---------- INPUT DATA ----------
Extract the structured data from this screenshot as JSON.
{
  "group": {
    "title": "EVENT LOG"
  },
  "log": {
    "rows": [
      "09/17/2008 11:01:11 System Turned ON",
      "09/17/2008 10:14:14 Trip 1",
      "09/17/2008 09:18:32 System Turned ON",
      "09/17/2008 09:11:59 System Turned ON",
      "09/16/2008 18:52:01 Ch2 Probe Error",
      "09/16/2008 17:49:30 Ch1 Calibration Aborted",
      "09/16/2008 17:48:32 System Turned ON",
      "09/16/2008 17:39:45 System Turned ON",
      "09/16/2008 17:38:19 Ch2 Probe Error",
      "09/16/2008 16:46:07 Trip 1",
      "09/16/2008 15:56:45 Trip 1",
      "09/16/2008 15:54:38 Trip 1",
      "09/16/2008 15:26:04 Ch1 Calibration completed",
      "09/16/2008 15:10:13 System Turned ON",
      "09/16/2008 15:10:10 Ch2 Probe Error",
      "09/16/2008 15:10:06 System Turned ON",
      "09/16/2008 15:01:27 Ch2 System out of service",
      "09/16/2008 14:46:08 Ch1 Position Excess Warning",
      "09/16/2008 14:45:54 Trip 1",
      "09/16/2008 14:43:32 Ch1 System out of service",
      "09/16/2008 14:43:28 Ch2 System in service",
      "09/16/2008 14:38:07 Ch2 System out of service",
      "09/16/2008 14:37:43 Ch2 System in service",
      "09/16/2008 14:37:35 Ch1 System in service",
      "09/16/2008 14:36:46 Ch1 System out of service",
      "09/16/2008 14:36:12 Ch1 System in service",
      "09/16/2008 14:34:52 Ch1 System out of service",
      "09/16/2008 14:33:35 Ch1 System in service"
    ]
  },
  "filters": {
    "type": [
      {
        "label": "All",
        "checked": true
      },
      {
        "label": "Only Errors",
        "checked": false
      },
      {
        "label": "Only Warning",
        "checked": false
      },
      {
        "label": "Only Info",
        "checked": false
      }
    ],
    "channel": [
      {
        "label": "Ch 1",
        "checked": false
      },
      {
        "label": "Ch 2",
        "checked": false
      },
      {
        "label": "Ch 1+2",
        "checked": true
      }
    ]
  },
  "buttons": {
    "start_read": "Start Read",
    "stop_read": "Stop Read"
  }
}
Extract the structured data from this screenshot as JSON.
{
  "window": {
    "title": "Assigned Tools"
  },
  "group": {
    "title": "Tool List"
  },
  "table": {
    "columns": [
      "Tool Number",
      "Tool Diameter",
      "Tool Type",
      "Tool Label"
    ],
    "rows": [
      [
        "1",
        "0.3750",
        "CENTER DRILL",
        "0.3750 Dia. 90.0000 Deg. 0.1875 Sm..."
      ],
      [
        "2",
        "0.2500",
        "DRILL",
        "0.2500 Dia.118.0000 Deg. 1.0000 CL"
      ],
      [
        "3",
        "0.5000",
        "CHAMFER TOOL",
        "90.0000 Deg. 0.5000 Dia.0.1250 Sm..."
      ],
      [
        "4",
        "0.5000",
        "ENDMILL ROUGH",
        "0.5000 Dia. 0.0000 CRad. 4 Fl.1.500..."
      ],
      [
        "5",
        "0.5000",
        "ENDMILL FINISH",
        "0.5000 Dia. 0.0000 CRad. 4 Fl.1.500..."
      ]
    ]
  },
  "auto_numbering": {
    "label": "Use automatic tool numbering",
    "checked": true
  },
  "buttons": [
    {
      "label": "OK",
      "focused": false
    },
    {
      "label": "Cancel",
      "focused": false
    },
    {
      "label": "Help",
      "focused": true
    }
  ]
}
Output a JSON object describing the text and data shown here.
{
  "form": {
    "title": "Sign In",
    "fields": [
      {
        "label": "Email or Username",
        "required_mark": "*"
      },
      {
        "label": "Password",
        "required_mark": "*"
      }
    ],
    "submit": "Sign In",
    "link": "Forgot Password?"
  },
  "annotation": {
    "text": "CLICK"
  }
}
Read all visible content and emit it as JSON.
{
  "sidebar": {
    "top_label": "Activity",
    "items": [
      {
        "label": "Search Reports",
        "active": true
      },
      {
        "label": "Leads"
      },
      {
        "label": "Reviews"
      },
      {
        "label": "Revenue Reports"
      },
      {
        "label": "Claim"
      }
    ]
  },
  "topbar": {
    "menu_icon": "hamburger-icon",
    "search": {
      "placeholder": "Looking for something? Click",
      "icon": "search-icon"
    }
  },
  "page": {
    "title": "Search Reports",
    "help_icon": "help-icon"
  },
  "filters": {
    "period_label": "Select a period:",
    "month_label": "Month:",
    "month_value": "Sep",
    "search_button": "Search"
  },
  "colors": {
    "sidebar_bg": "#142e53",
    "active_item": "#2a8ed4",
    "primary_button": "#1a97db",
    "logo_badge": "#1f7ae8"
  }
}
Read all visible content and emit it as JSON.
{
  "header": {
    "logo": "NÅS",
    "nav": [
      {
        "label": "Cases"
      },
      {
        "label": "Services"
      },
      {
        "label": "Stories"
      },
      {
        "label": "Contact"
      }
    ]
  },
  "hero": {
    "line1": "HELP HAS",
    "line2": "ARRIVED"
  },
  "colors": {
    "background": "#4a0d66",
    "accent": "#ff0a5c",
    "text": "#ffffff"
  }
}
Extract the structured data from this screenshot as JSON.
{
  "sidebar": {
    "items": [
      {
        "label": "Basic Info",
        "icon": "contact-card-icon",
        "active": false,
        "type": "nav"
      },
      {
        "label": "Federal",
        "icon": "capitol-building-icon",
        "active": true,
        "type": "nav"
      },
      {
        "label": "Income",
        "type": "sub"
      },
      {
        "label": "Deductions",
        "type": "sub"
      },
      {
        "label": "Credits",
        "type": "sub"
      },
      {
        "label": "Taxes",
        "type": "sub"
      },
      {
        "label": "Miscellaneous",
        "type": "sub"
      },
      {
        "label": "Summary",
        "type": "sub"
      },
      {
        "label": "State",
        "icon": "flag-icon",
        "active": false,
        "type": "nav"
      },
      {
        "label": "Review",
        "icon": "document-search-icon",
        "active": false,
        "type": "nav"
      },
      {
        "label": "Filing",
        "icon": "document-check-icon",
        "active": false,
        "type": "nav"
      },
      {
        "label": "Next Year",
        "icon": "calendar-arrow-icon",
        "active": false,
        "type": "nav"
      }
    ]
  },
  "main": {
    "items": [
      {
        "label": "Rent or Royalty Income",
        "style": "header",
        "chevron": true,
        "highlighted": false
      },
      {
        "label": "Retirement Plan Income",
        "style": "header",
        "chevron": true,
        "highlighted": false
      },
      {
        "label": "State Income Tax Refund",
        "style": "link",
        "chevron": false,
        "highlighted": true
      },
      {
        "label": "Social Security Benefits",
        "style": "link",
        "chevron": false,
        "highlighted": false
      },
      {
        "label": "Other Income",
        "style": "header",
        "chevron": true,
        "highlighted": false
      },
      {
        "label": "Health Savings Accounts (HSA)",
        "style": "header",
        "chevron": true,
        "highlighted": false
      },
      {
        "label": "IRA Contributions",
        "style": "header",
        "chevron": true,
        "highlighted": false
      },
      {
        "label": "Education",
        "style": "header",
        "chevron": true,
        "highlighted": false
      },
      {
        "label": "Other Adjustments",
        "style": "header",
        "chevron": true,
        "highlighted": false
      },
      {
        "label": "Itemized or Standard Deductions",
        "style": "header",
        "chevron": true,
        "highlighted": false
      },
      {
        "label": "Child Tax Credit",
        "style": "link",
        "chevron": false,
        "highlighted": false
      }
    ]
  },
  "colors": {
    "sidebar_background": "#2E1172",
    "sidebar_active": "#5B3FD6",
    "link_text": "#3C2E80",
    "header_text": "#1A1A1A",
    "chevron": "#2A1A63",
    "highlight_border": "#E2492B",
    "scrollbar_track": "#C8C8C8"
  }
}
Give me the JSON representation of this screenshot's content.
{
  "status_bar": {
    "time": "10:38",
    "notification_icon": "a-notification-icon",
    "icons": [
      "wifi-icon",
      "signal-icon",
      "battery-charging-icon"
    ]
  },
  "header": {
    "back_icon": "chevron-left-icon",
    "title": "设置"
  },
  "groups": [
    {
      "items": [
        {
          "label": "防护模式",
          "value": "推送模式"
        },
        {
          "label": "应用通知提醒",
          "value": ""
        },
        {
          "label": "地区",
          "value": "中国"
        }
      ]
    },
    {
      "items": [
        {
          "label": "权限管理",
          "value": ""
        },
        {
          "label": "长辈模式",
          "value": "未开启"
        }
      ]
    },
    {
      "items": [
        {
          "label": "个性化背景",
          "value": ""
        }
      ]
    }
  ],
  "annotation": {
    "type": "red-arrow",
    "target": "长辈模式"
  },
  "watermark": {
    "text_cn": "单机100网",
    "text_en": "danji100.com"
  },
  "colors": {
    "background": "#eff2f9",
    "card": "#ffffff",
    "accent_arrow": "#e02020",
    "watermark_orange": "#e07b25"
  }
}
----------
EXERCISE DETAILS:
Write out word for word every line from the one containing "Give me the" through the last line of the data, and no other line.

EXERCISE RESPONSE:
Give me the JSON representation of this screenshot's content.
{
  "status_bar": {
    "time": "10:38",
    "notification_icon": "a-notification-icon",
    "icons": [
      "wifi-icon",
      "signal-icon",
      "battery-charging-icon"
    ]
  },
  "header": {
    "back_icon": "chevron-left-icon",
    "title": "设置"
  },
  "groups": [
    {
      "items": [
        {
          "label": "防护模式",
          "value": "推送模式"
        },
        {
          "label": "应用通知提醒",
          "value": ""
        },
        {
          "label": "地区",
          "value": "中国"
        }
      ]
    },
    {
      "items": [
        {
          "label": "权限管理",
          "value": ""
        },
        {
          "label": "长辈模式",
          "value": "未开启"
        }
      ]
    },
    {
      "items": [
        {
          "label": "个性化背景",
          "value": ""
        }
      ]
    }
  ],
  "annotation": {
    "type": "red-arrow",
    "target": "长辈模式"
  },
  "watermark": {
    "text_cn": "单机100网",
    "text_en": "danji100.com"
  },
  "colors": {
    "background": "#eff2f9",
    "card": "#ffffff",
    "accent_arrow": "#e02020",
    "watermark_orange": "#e07b25"
  }
}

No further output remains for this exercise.